It is not clear why anyone would poo-poo the idea that there is a movement against high-tech public loos, or a rage against the latrine,  but it is certain that at the moment the police have nothing to go on. 

Robot assisted doctors create legal questions

The future of robot surgery is becoming mired because the US legal system cannot work out who can be sued if something goes wrong or if doctors are getting enough training on the gear.

More than 2,500 da Vinci robots are at work in world hospitals and generally their work means less blood loss, smaller scars and quicker recovery time.

But there have been a few accidents. In 2007, surgeons in Aalst, Belgium, had a surgical robot’s arm broke off inside a patient with prostate cancer. The instrument was so badly bent it could not be removed through the original keyhole incision.

The firm that makes da Vinci, Intuitive Surgical, has attracted the attention of the US Food and Drug Administration (FDA) which is asking surgeons about the system.

There are 10 product liability lawsuits have been filed against da Vinci’s makers in the past 14 months.

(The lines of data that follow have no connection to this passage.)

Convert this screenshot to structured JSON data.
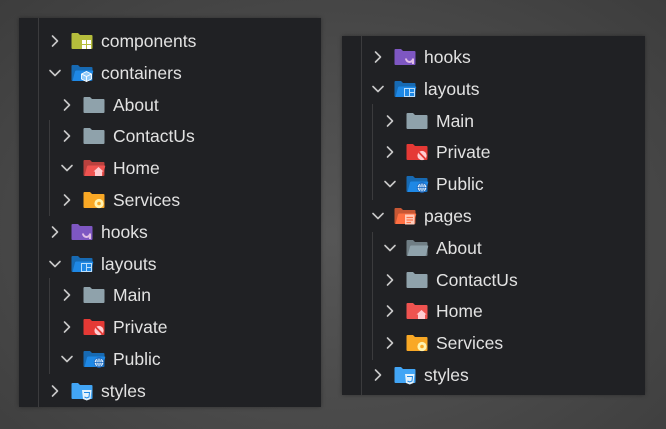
{
  "left_panel": {
    "items": [
      {
        "label": "components",
        "depth": 0,
        "expanded": false,
        "icon": "components-folder-icon",
        "color": "#b5bd3c"
      },
      {
        "label": "containers",
        "depth": 0,
        "expanded": true,
        "icon": "containers-folder-icon",
        "color": "#1e88e5"
      },
      {
        "label": "About",
        "depth": 1,
        "expanded": false,
        "icon": "folder-icon",
        "color": "#8fa2ab"
      },
      {
        "label": "ContactUs",
        "depth": 1,
        "expanded": false,
        "icon": "folder-icon",
        "color": "#8fa2ab"
      },
      {
        "label": "Home",
        "depth": 1,
        "expanded": true,
        "icon": "home-folder-open-icon",
        "color": "#ef5350"
      },
      {
        "label": "Services",
        "depth": 1,
        "expanded": false,
        "icon": "services-folder-icon",
        "color": "#f9a825"
      },
      {
        "label": "hooks",
        "depth": 0,
        "expanded": false,
        "icon": "hooks-folder-icon",
        "color": "#7e57c2"
      },
      {
        "label": "layouts",
        "depth": 0,
        "expanded": true,
        "icon": "layouts-folder-open-icon",
        "color": "#1e88e5"
      },
      {
        "label": "Main",
        "depth": 1,
        "expanded": false,
        "icon": "folder-icon",
        "color": "#8fa2ab"
      },
      {
        "label": "Private",
        "depth": 1,
        "expanded": false,
        "icon": "private-folder-icon",
        "color": "#e53935"
      },
      {
        "label": "Public",
        "depth": 1,
        "expanded": true,
        "icon": "public-folder-open-icon",
        "color": "#1e88e5"
      },
      {
        "label": "styles",
        "depth": 0,
        "expanded": false,
        "icon": "styles-folder-icon",
        "color": "#42a5f5"
      }
    ]
  },
  "right_panel": {
    "items": [
      {
        "label": "hooks",
        "depth": 0,
        "expanded": false,
        "icon": "hooks-folder-icon",
        "color": "#7e57c2"
      },
      {
        "label": "layouts",
        "depth": 0,
        "expanded": true,
        "icon": "layouts-folder-open-icon",
        "color": "#1e88e5"
      },
      {
        "label": "Main",
        "depth": 1,
        "expanded": false,
        "icon": "folder-icon",
        "color": "#8fa2ab"
      },
      {
        "label": "Private",
        "depth": 1,
        "expanded": false,
        "icon": "private-folder-icon",
        "color": "#e53935"
      },
      {
        "label": "Public",
        "depth": 1,
        "expanded": true,
        "icon": "public-folder-open-icon",
        "color": "#1e88e5"
      },
      {
        "label": "pages",
        "depth": 0,
        "expanded": true,
        "icon": "pages-folder-open-icon",
        "color": "#ff7043"
      },
      {
        "label": "About",
        "depth": 1,
        "expanded": true,
        "icon": "folder-open-icon",
        "color": "#8fa2ab"
      },
      {
        "label": "ContactUs",
        "depth": 1,
        "expanded": false,
        "icon": "folder-icon",
        "color": "#8fa2ab"
      },
      {
        "label": "Home",
        "depth": 1,
        "expanded": false,
        "icon": "home-folder-icon",
        "color": "#ef5350"
      },
      {
        "label": "Services",
        "depth": 1,
        "expanded": false,
        "icon": "services-folder-icon",
        "color": "#f9a825"
      },
      {
        "label": "styles",
        "depth": 0,
        "expanded": false,
        "icon": "styles-folder-icon",
        "color": "#42a5f5"
      }
    ]
  }
}
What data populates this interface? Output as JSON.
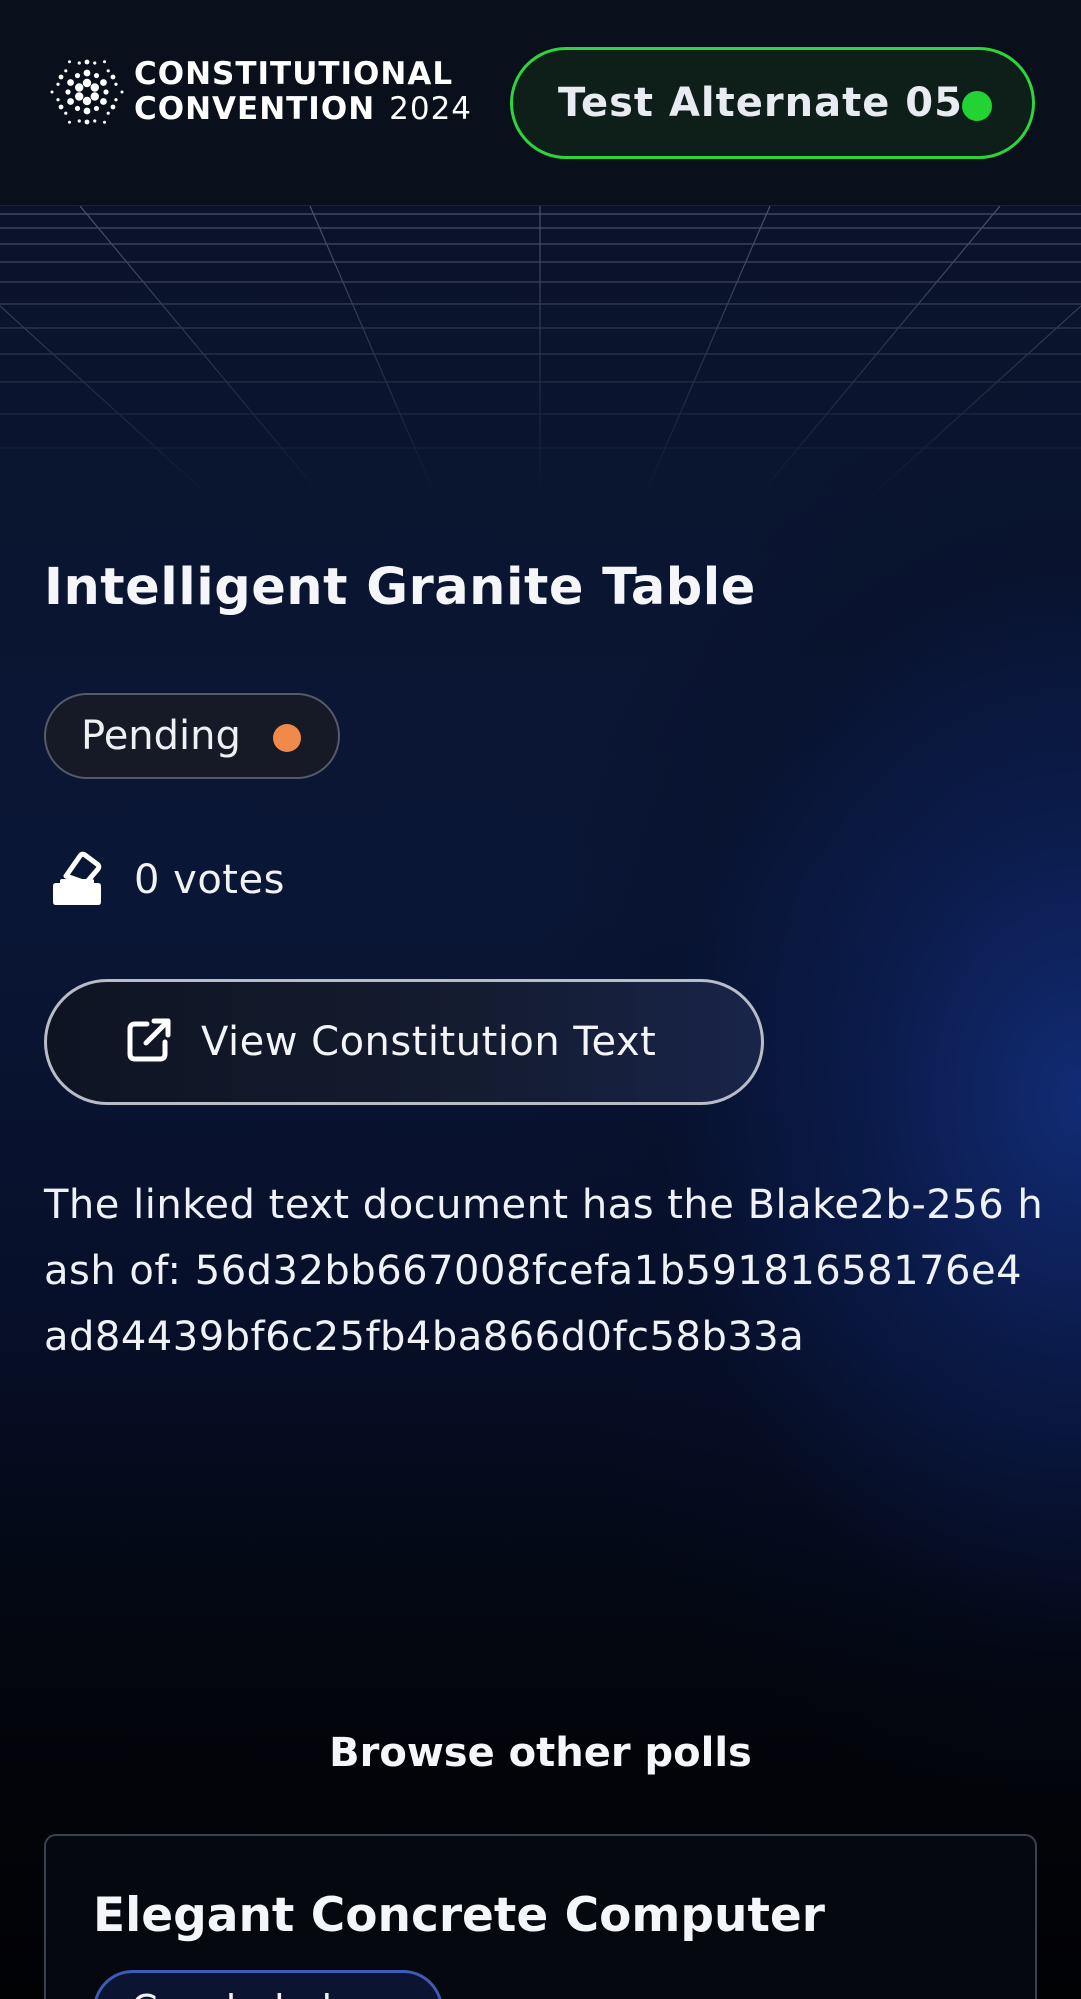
{
  "header": {
    "logo": {
      "line1": "CONSTITUTIONAL",
      "line2_bold": "CONVENTION",
      "line2_year": "2024"
    },
    "wallet": {
      "label": "Test Alternate 05",
      "status_color": "#22d433"
    }
  },
  "poll": {
    "title": "Intelligent Granite Table",
    "status": {
      "label": "Pending",
      "color": "#f0894a"
    },
    "votes_label": "0 votes",
    "votes_icon": "ballot-box-icon",
    "view_button": {
      "label": "View Constitution Text",
      "icon": "external-link-icon"
    },
    "hash_description": "The linked text document has the Blake2b-256 hash of: 56d32bb667008fcefa1b59181658176e4ad84439bf6c25fb4ba866d0fc58b33a"
  },
  "browse": {
    "title": "Browse other polls",
    "cards": [
      {
        "title": "Elegant Concrete Computer",
        "badge": "Concluded"
      }
    ]
  },
  "colors": {
    "accent_green": "#2ed43b",
    "pending_orange": "#f0894a",
    "background_dark": "#04070f",
    "background_blue": "#122d78"
  }
}
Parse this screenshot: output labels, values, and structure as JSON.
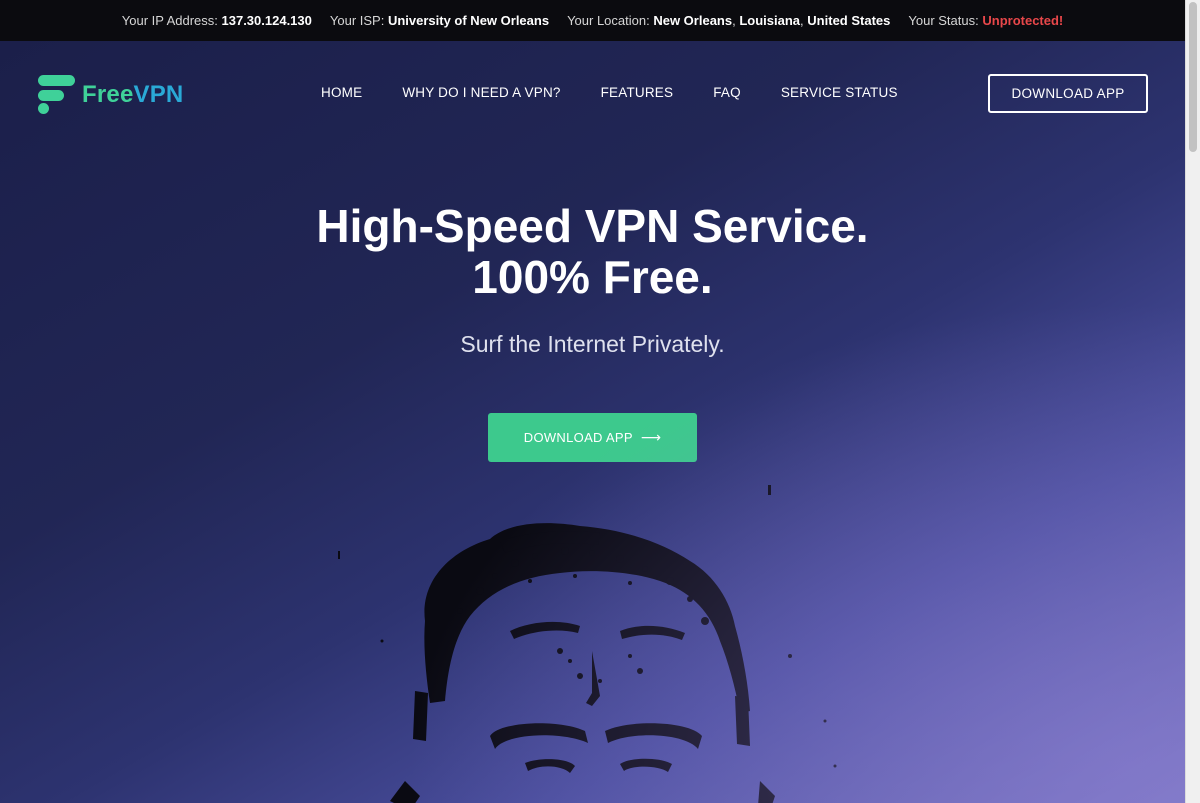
{
  "topbar": {
    "ip_label": "Your IP Address:",
    "ip_value": "137.30.124.130",
    "isp_label": "Your ISP:",
    "isp_value": "University of New Orleans",
    "location_label": "Your Location:",
    "location_city": "New Orleans",
    "location_state": "Louisiana",
    "location_country": "United States",
    "status_label": "Your Status:",
    "status_value": "Unprotected!"
  },
  "brand": {
    "name_part1": "Free",
    "name_part2": "VPN",
    "color_green": "#3fd199",
    "color_blue": "#2aa9d6"
  },
  "nav": {
    "items": [
      {
        "label": "HOME"
      },
      {
        "label": "WHY DO I NEED A VPN?"
      },
      {
        "label": "FEATURES"
      },
      {
        "label": "FAQ"
      },
      {
        "label": "SERVICE STATUS"
      }
    ],
    "download_label": "DOWNLOAD APP"
  },
  "hero": {
    "title_line1": "High-Speed VPN Service.",
    "title_line2": "100% Free.",
    "subtitle": "Surf the Internet Privately.",
    "cta_label": "DOWNLOAD APP",
    "cta_icon": "arrow-right-icon",
    "cta_color": "#3dc98d"
  }
}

The FDA wants to find out if the rise in reports is a true reflection of problems, or simply an increase due to other factors.

And this is the problem. If the robot is breaking, you sue Intuitive Surgical, if the problem is caused by a badly trained surgeon, you sue the hospital, if it is dodgy doctors playing with a patient like they are a computer game you sue them.

This question appears to be overtaking the more important fact that the robot aims to offer minimally invasive, highly accurate surgery with a human in control at all times.

The technology allows a surgeon to handle the instruments on the robot’s four arms from a console with a stereoscopic 3D view of the operation, magnified up to ten times.

But if the surgeon is not using the robot correctly, how does the insurance company prove that? If they sue the company, then that is hardly fair if the surgeon cocked up.

James Breeden, president of the American Congress of Obstetricians and Gynecologists told New Scientist that studies show there is a learning curve with new surgical technologies, during which there is an increased complication rate. Some surgeons only get two days’ training on da Vinci.